Dystoria suffers a bit in its execution.  For instance, menu options (such as switching the camera to “inverted”) reset each time the game launches.  It’s not a huge deal to change it back, and it rarely affects gameplay proper, mostly during intermission scenes and when going into first-person aiming mode, but it’s sloppy and frustrating.  In-game information is parceled out strangely as well.  The game immediately lets you know that you need bombs in order to break glass, but then simply tells you that bombs don’t affect lined glass.  Well, then, what does?  By obscuring this information, you’re forced to waste resources upgrading every weapon system and subsystem trying to discover what breaks through this special glass.  As upgrades and alternate weapon modes are extremely expensive, you may have to clear a LOT of missions, or perform many missions over again in order to unlock what you need right away.  I’m going to try all the weapons and goodies out, so just let me know what ones I need for certain situations.  I also question the utility of a first-person camera mode for aiming when my craft can’t aim outside of the axis upon which I travel. I don’t have to use it, but this functionality could have been given greater purpose, especially because some of my enemies are more than capable of obliterating me early and often even though I have to maneuver to the proper plane in order to successfully counter.  Granted, it IS nice that I can move far more quickly and with greater agility than they can, allowing me to easily dodge incoming fire, even if I’ll still soak up a fair amount of damage when I try to fight back.  Fortunately, the controls are tight and responsive, so I can make those complicated moves without having to think too much about them.  The game strikes a fine balance between instinctive reaction and planning with a healthy amount of enjoyable exploration thrown in.  The handy map system lets you identify all of the items on a particular mission, even if it doesn’t always tell you HOW to get to some of them.  The multi-part maps connected by warp gates are truly a sight to behold, and are a lot of fun to learn to traverse, while climbing and descending multi-layer maps is also a joy.  Again, I wish the loot system were a bit more generous, but you seem to unlock additional ships with better statistics as well as secondary weapons systems fairly quickly even though you might not feel like you’re progressing at a constant rate.  I had a glitch where secondary weapons unlocked without having to purchase them, which didn’t exactly bother me considering the difficulty at times, but it’s still an issue.  Customizing your ship could be a bit easier, as the game doesn’t do a good job of telling you what screen you need to be on in order to lock your changes into place, making you think you haven’t upgraded.

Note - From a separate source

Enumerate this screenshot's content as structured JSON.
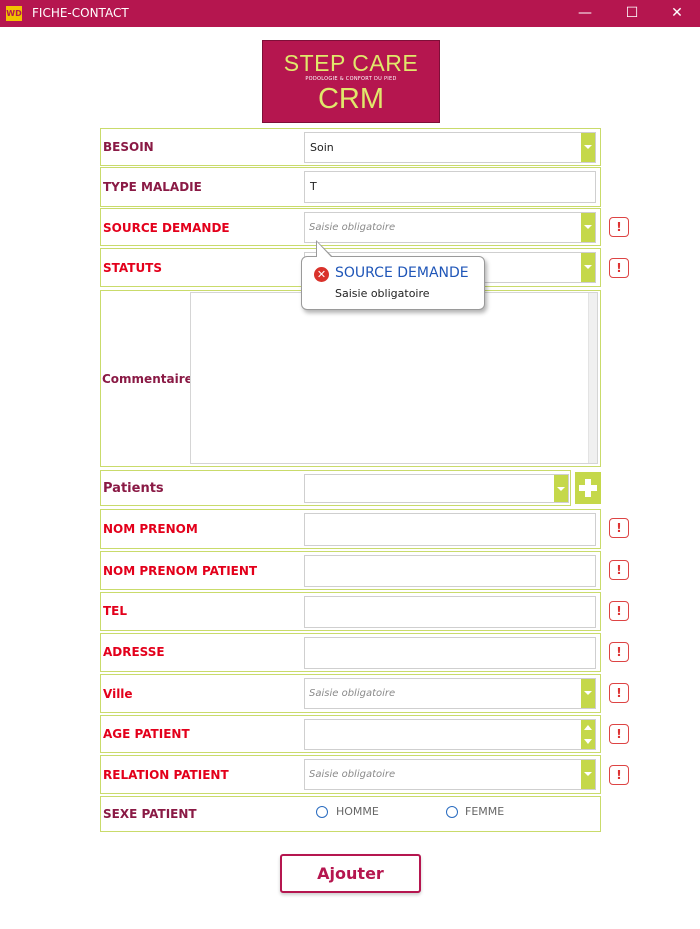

These issues aside, Dystoria IS a lot of fun.  The frenetic pacing and satisfying exploration/combat cure a lot of ills, and with some patching, it could easily become a must-have title.